**** Source information ****
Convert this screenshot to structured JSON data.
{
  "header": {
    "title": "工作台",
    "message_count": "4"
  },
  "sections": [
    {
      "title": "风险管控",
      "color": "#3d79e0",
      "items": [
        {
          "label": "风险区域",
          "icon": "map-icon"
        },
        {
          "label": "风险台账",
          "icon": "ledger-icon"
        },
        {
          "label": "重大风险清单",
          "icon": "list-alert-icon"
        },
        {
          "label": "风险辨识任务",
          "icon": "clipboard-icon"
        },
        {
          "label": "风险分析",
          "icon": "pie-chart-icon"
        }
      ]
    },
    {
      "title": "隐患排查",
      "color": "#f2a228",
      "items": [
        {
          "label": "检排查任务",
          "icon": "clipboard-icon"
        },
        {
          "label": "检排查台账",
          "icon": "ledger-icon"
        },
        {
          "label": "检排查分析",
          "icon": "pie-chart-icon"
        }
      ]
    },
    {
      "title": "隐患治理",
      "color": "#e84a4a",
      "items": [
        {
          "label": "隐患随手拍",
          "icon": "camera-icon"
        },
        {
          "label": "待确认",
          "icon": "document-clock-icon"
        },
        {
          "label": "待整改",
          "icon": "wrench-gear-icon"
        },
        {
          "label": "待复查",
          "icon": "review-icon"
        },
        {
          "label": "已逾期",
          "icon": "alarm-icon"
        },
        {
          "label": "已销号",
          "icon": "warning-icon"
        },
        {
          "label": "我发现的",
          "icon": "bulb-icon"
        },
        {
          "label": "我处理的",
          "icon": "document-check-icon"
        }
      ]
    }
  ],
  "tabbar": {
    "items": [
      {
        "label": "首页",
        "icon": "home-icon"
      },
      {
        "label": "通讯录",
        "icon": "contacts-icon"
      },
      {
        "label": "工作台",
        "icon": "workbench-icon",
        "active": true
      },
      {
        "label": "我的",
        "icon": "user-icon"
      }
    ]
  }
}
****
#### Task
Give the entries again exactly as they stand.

#### Output for this exercise
Convert this screenshot to structured JSON data.
{
  "header": {
    "title": "工作台",
    "message_count": "4"
  },
  "sections": [
    {
      "title": "风险管控",
      "color": "#3d79e0",
      "items": [
        {
          "label": "风险区域",
          "icon": "map-icon"
        },
        {
          "label": "风险台账",
          "icon": "ledger-icon"
        },
        {
          "label": "重大风险清单",
          "icon": "list-alert-icon"
        },
        {
          "label": "风险辨识任务",
          "icon": "clipboard-icon"
        },
        {
          "label": "风险分析",
          "icon": "pie-chart-icon"
        }
      ]
    },
    {
      "title": "隐患排查",
      "color": "#f2a228",
      "items": [
        {
          "label": "检排查任务",
          "icon": "clipboard-icon"
        },
        {
          "label": "检排查台账",
          "icon": "ledger-icon"
        },
        {
          "label": "检排查分析",
          "icon": "pie-chart-icon"
        }
      ]
    },
    {
      "title": "隐患治理",
      "color": "#e84a4a",
      "items": [
        {
          "label": "隐患随手拍",
          "icon": "camera-icon"
        },
        {
          "label": "待确认",
          "icon": "document-clock-icon"
        },
        {
          "label": "待整改",
          "icon": "wrench-gear-icon"
        },
        {
          "label": "待复查",
          "icon": "review-icon"
        },
        {
          "label": "已逾期",
          "icon": "alarm-icon"
        },
        {
          "label": "已销号",
          "icon": "warning-icon"
        },
        {
          "label": "我发现的",
          "icon": "bulb-icon"
        },
        {
          "label": "我处理的",
          "icon": "document-check-icon"
        }
      ]
    }
  ],
  "tabbar": {
    "items": [
      {
        "label": "首页",
        "icon": "home-icon"
      },
      {
        "label": "通讯录",
        "icon": "contacts-icon"
      },
      {
        "label": "工作台",
        "icon": "workbench-icon",
        "active": true
      },
      {
        "label": "我的",
        "icon": "user-icon"
      }
    ]
  }
}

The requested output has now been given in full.